Jesus the Son of Man (subtitled: His Words and His Deeds as Told and Recorded by those who Knew Him) was written by Kahlil Gibran, first published in 1928. It is as the title suggests, a portrait of Jesus through the mouths of seventy-seven of his contemporaries (actually less, because some people, such as Mary Magdalene, get more than one chapter). It is by far the most interesting historical fiction I have ever read about Jesus. Here, He is put into a social and historical perspective, which is unparalleled. Gibran does an excellent job of becoming the characters whose perspective is being represented. He is the subject of a song of a young girl to her lover, and the rant of a high priest and Pontius Pilate. His friends, and even his brother, James, speak of him with reverent and loving tones. Matthew speaks of His greatest sermon, which has become famous in his rendering of the Gospel. Philosophers, orators, and even carpenters praise His prowess at their arts, and even humorously mourn His dabbling in others. One glaring omission is any story from the perspective of Jesus' mother, Mary.
The inside cover has a great quote from Barbara Young (from This Man from Lebanon: A Study of Kahlil Gibran): “For the first time since the writings of the Gospels, a countryman of Jesus writes of His words and deeds.” I recommend already being somewhat familiar with Jesus the man before reading this book. Beyond that, the book is slightly more interesting and fast paced than Gibran’s The Prophet, but it also is over twice as long, and took me a “summer Saturday with nothing else to do” to read.

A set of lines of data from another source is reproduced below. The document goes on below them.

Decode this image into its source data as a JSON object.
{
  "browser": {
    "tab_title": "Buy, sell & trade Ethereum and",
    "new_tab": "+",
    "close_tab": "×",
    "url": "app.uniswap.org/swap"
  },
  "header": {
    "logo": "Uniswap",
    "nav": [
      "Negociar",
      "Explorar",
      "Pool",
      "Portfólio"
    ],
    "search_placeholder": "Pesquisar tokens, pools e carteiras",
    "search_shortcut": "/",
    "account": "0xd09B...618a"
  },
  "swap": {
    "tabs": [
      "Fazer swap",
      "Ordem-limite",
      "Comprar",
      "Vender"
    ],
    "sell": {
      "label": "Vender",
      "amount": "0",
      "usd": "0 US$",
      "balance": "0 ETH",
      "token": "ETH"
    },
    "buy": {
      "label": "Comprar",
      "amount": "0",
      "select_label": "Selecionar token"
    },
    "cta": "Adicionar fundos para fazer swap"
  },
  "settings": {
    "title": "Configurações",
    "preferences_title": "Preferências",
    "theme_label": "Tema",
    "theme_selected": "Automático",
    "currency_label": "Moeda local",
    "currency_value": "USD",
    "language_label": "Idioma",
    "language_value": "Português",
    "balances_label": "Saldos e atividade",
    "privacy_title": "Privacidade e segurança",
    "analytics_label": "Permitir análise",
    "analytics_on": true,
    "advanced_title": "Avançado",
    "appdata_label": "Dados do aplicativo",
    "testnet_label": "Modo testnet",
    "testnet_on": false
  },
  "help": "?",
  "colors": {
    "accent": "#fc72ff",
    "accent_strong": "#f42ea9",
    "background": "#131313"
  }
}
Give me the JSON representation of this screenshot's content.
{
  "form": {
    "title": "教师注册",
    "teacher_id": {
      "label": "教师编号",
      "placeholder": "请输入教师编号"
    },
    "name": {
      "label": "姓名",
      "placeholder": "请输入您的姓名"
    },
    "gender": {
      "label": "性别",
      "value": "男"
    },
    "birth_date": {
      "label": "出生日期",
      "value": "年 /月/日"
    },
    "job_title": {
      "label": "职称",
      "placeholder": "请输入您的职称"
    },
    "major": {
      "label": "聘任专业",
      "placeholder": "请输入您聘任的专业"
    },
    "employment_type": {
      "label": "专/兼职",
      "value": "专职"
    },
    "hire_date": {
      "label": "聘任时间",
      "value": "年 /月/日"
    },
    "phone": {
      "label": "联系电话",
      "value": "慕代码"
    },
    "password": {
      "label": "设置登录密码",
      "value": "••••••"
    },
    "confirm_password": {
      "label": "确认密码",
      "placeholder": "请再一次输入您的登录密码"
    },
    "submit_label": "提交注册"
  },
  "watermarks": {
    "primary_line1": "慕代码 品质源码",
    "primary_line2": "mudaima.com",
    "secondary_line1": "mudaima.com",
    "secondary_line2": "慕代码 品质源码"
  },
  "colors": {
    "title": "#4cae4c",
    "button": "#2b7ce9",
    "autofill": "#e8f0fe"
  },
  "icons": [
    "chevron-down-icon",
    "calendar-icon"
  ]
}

This book is already online at other sources, and can easily be searched for. It won’t hurt if you wish to pre-read a couple chapters (the order isn’t overly important, so you can pick any that sound interesting) to decide if you want to drive all the way to the library and check it out.